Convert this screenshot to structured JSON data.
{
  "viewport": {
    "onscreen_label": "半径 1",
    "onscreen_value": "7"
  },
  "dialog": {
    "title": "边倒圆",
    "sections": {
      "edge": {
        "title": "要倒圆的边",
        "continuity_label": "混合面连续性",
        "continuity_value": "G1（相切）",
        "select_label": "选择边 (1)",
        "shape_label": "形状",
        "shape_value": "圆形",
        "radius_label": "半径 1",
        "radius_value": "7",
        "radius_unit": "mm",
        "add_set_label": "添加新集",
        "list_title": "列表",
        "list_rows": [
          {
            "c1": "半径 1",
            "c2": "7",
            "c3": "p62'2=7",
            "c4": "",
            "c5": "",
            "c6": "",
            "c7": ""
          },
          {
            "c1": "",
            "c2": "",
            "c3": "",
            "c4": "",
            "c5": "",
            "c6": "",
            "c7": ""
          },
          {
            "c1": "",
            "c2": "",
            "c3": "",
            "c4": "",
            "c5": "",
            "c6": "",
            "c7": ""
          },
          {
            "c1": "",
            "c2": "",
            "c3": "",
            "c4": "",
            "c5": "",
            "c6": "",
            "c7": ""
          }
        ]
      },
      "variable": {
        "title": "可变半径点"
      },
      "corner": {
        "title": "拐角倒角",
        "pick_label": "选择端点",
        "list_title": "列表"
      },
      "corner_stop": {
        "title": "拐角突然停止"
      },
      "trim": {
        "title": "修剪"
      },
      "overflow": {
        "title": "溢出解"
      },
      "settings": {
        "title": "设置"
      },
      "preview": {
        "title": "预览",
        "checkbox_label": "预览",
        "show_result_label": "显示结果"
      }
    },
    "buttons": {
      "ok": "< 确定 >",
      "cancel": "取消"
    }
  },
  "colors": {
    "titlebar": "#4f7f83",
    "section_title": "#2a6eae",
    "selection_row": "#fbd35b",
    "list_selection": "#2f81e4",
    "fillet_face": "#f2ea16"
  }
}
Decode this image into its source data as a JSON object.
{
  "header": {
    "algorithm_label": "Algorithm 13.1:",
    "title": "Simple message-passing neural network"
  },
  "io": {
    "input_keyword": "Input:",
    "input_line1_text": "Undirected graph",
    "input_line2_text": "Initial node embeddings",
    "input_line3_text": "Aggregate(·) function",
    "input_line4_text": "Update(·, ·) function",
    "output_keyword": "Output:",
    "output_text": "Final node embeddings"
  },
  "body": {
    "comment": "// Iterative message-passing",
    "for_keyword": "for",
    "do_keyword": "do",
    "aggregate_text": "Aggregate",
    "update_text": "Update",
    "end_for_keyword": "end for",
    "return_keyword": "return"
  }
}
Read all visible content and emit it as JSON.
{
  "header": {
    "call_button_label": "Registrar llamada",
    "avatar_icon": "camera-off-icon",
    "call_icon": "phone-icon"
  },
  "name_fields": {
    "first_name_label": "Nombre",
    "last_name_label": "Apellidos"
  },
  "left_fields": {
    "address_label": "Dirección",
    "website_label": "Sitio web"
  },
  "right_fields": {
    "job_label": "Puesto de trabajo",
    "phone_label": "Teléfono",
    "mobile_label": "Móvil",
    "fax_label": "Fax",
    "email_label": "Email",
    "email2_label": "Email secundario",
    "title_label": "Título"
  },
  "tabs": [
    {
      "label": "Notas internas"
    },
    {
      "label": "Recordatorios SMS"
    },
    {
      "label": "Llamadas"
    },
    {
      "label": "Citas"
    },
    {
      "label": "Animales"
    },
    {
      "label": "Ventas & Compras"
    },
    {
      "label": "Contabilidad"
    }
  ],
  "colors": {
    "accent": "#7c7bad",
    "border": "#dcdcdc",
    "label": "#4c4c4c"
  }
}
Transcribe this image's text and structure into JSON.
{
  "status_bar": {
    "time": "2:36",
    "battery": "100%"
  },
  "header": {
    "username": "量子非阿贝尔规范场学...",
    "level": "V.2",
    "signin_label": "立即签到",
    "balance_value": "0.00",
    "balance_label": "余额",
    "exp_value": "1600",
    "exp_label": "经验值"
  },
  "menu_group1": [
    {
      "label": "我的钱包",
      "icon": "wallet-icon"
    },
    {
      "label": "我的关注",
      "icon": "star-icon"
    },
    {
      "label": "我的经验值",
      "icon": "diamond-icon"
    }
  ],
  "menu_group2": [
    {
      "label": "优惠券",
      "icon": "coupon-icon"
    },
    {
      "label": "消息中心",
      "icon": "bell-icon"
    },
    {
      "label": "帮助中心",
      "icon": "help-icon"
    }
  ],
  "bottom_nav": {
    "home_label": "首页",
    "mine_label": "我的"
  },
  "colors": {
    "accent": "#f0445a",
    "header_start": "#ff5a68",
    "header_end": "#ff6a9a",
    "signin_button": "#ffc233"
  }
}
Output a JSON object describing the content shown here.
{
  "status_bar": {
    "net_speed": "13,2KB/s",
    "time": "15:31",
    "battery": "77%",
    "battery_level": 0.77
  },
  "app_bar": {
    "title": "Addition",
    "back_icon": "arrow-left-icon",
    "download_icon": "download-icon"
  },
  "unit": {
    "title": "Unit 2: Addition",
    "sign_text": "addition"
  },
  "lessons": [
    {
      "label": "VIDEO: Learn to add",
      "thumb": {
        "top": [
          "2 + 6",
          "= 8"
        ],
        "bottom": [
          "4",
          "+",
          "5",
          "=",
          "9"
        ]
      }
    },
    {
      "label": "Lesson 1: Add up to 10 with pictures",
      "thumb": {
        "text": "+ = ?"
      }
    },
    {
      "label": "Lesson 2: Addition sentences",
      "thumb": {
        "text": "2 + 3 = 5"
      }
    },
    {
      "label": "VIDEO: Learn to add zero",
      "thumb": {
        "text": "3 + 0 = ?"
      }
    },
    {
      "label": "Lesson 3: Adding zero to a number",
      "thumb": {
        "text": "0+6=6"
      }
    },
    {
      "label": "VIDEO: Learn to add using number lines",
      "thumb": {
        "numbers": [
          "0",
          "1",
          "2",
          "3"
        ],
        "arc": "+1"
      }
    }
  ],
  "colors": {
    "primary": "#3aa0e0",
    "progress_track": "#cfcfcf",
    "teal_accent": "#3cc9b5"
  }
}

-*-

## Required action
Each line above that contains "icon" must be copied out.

## Output for this task
    "avatar_icon": "camera-off-icon",
    "call_icon": "phone-icon"
      "icon": "wallet-icon"
      "icon": "star-icon"
      "icon": "diamond-icon"
      "icon": "coupon-icon"
      "icon": "bell-icon"
      "icon": "help-icon"
    "back_icon": "arrow-left-icon",
    "download_icon": "download-icon"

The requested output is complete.